Despite fears of surviving savings, most Americans still want to live longer, a study on longevity and retirement shows.
Nearly 70% of Americans want to live to be 100, with 29 being the “ideal length” for retirement, according to a report by Edward Jones and Age Wave, which surveyed 11,000 adults in the U.S. and Canada in January and February.
“We have long been aware that longevity is growing,” said Ken Dichtwald, founder and CEO of Age Wave. “But there has been a lot more talk about it in the last year.”
While Life expectancy in the United States has dropped by 1.5 years, to about 77 years, in 2020 because of the Covid-19 pandemic, scientists expect it to grow in the coming decades, Dichtwald said.

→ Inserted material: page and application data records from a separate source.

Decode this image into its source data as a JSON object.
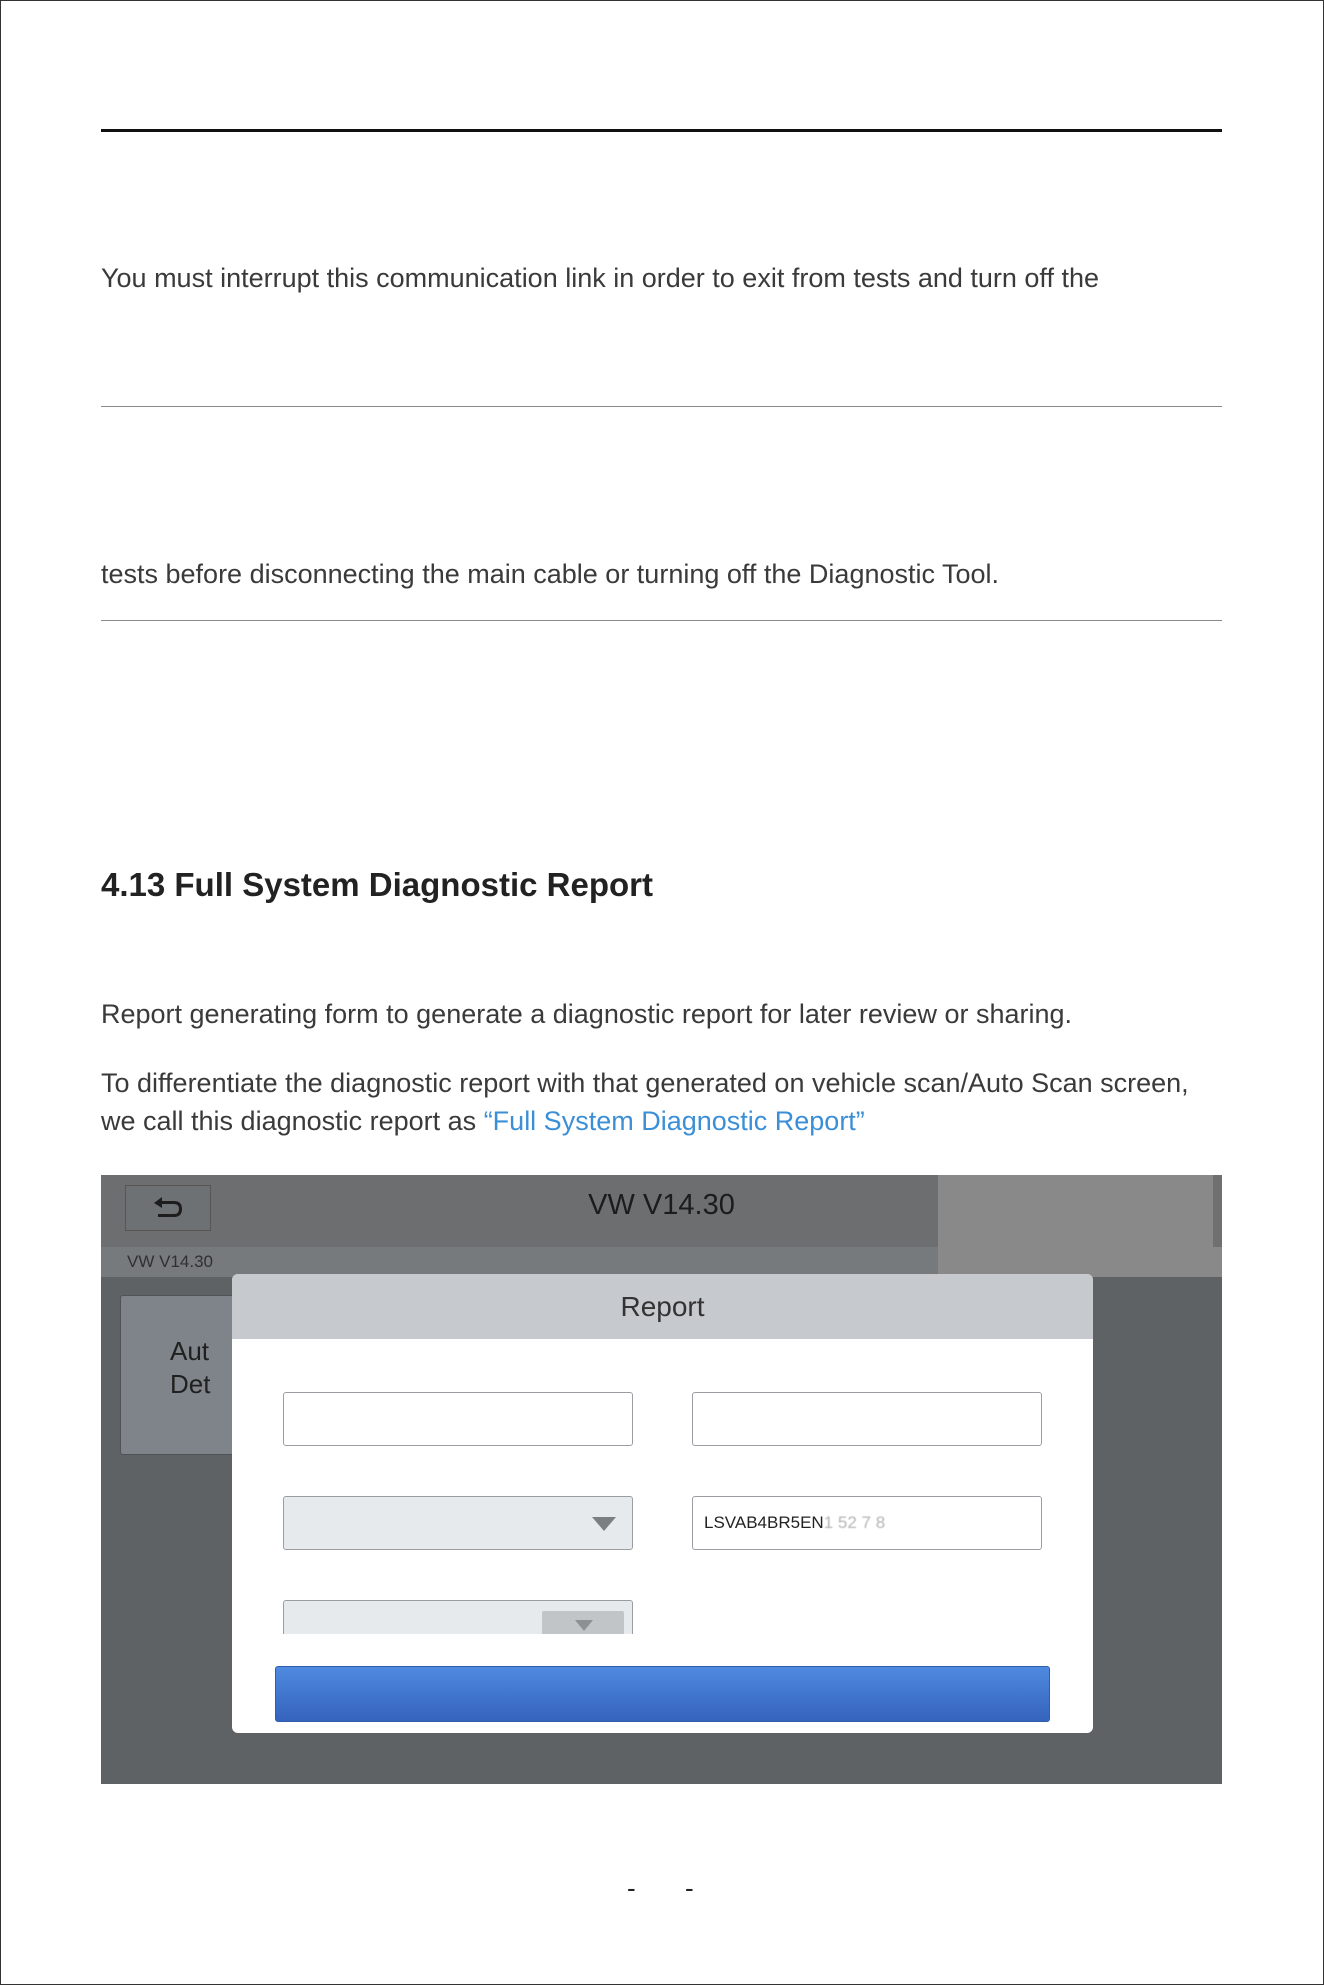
{
  "body": {
    "line_top": "You must interrupt this communication link in order to exit from tests and turn off the",
    "line_tests": "tests before disconnecting the main cable or turning off the Diagnostic Tool."
  },
  "section": {
    "heading": "4.13 Full System Diagnostic Report",
    "para1": "Report generating form to generate a diagnostic report for later review or sharing.",
    "para2_line1": "To differentiate the diagnostic report with that generated on vehicle scan/Auto Scan screen,",
    "para2_line2_prefix": "we call this diagnostic report as ",
    "para2_link": "“Full System Diagnostic Report”"
  },
  "screenshot": {
    "app_title": "VW V14.30",
    "breadcrumb": "VW V14.30",
    "background_card": {
      "line1": "Aut",
      "line2": "Det"
    },
    "dialog": {
      "title": "Report",
      "vin_visible": "LSVAB4BR5EN",
      "vin_obscured": "1 52 7 8"
    },
    "icons": {
      "back": "back-arrow-icon",
      "dropdown": "chevron-down-icon"
    },
    "colors": {
      "accent_button": "#3f74cf",
      "link": "#3b8fd6"
    }
  },
  "footer": {
    "dash_left": "-",
    "dash_right": "-"
  }
}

“It could add another five, 10 or more years to life expectancy,” he said. “But the problem is that we don’t live these years in rich health.”
On average, Americans spend the last 12 or more years battling illness, injury, or cognitive impairment, with 88% of those 65 and older treating at least one chronic illness, the study shows.

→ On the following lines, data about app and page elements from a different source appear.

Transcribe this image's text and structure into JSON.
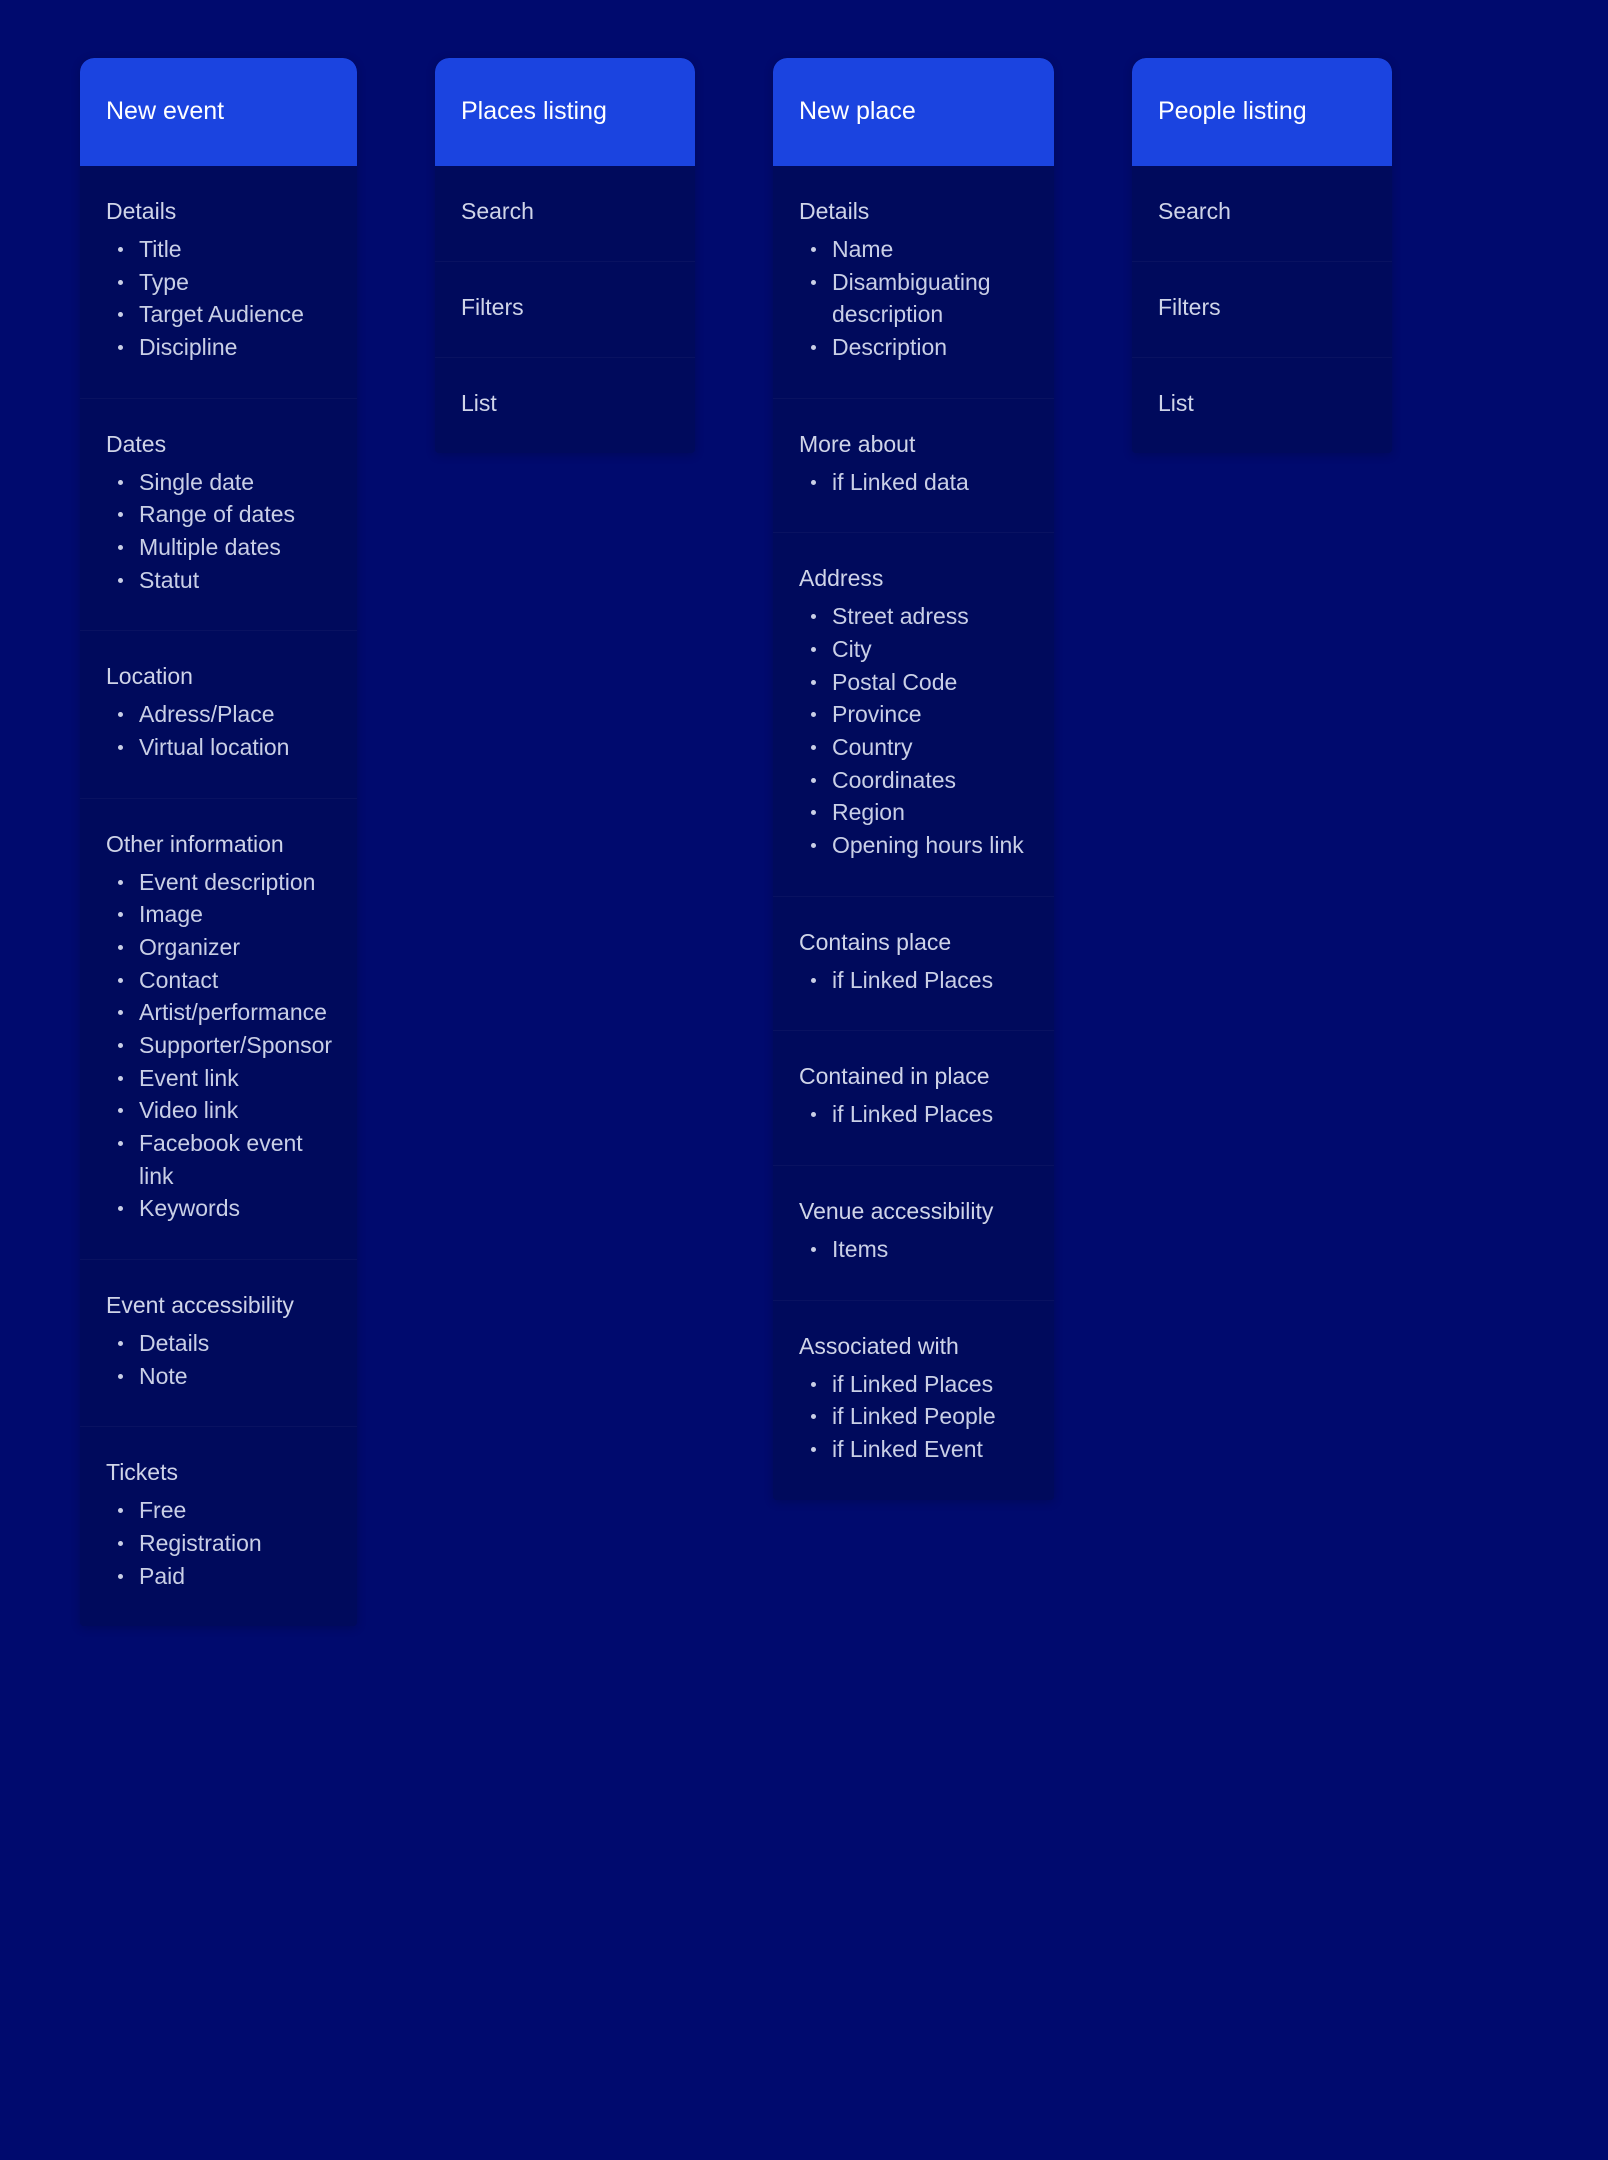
{
  "page": {
    "background_color": "#000a6e",
    "card_body_color": "#000a5c",
    "card_header_color": "#1b44e0",
    "text_color": "#c9cfe6"
  },
  "cards": [
    {
      "id": "new-event",
      "title": "New event",
      "kind": "sections",
      "sections": [
        {
          "title": "Details",
          "items": [
            "Title",
            "Type",
            "Target Audience",
            "Discipline"
          ]
        },
        {
          "title": "Dates",
          "items": [
            "Single date",
            "Range of dates",
            "Multiple dates",
            "Statut"
          ]
        },
        {
          "title": "Location",
          "items": [
            "Adress/Place",
            "Virtual location"
          ]
        },
        {
          "title": "Other information",
          "items": [
            "Event description",
            "Image",
            "Organizer",
            "Contact",
            "Artist/performance",
            "Supporter/Sponsor",
            "Event link",
            "Video link",
            "Facebook event link",
            "Keywords"
          ]
        },
        {
          "title": "Event accessibility",
          "items": [
            "Details",
            "Note"
          ]
        },
        {
          "title": "Tickets",
          "items": [
            "Free",
            "Registration",
            "Paid"
          ]
        }
      ]
    },
    {
      "id": "places-listing",
      "title": "Places listing",
      "kind": "menu",
      "menu_items": [
        "Search",
        "Filters",
        "List"
      ]
    },
    {
      "id": "new-place",
      "title": "New place",
      "kind": "sections",
      "sections": [
        {
          "title": "Details",
          "items": [
            "Name",
            "Disambiguating description",
            "Description"
          ]
        },
        {
          "title": "More about",
          "items": [
            "if Linked data"
          ]
        },
        {
          "title": "Address",
          "items": [
            "Street adress",
            "City",
            "Postal Code",
            "Province",
            "Country",
            "Coordinates",
            "Region",
            "Opening hours link"
          ]
        },
        {
          "title": "Contains place",
          "items": [
            "if Linked Places"
          ]
        },
        {
          "title": "Contained in place",
          "items": [
            "if Linked Places"
          ]
        },
        {
          "title": "Venue accessibility",
          "items": [
            "Items"
          ]
        },
        {
          "title": "Associated with",
          "items": [
            "if Linked Places",
            "if Linked People",
            "if Linked Event"
          ]
        }
      ]
    },
    {
      "id": "people-listing",
      "title": "People listing",
      "kind": "menu",
      "menu_items": [
        "Search",
        "Filters",
        "List"
      ]
    }
  ]
}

Moreover, the average couple may need about $ 445,000 to cover annual medical expenses and long-term care, which most retirees are not prepared for, Dichtwald said.

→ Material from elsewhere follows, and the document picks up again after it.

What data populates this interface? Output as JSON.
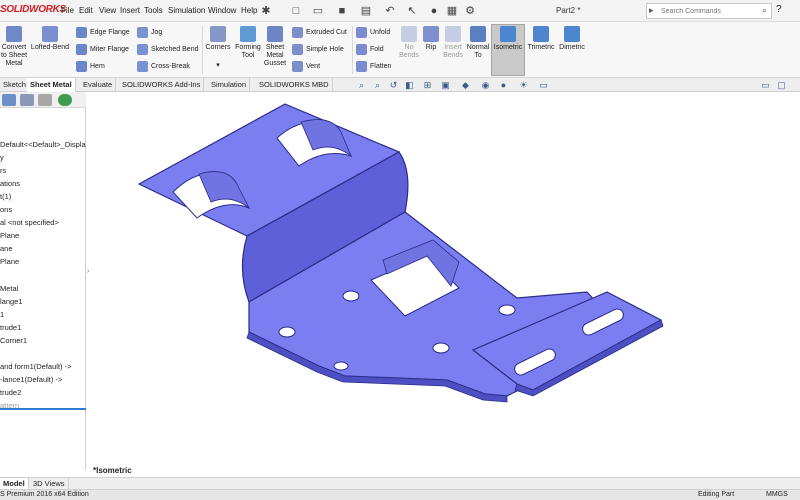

In the shift from the experience of previous generations, the so-called three-legged stool retirement income – Social security, pensions and savings – among today’s retirees have become less common.
Despite constant threats to welfare and lower pensions, many Americans still do not save enough, the study shows. Most of them do not maximize retirement savings, many accept penalty distributions of pension plans and 22% of eligible employees do not contribute.
On average, retirees began postponing their golden years to 38, but would like them to start at 28, according to the survey.
Asked about the appointment of pension funds, “people are talking about security from the unexpected and freedom,” Dichtwald said.
While many older Americans believe their parents ’golden years were sometimes for“ rest and relaxation, ”they see their own retirement as a“ new chapter in life, ”the report said.
Today’s retirees see their next stage as a time to explore opportunities, with many reinventing themselves, explained Mona Mahajan, senior investment strategist Edward Jones.
“There is a really interesting dichotomy between the old and the new generation,” she said.
Moreover, there may not be a clear boundary separating their careers and retirement years, and many older Americans continue to work.
Nearly 60% of older Americans expect to work in one capacity or another, whether full-time, part-time, or cycling between work and leisure, the results show.
However, the most successful retirees have taken steps forward in the decade to prepare for what the report describes as the “four pillars” of retirement – finance, purpose, family and health.
“Early and holistic preparation for the four pillars can bring a really big payoff,” Dichtwald said.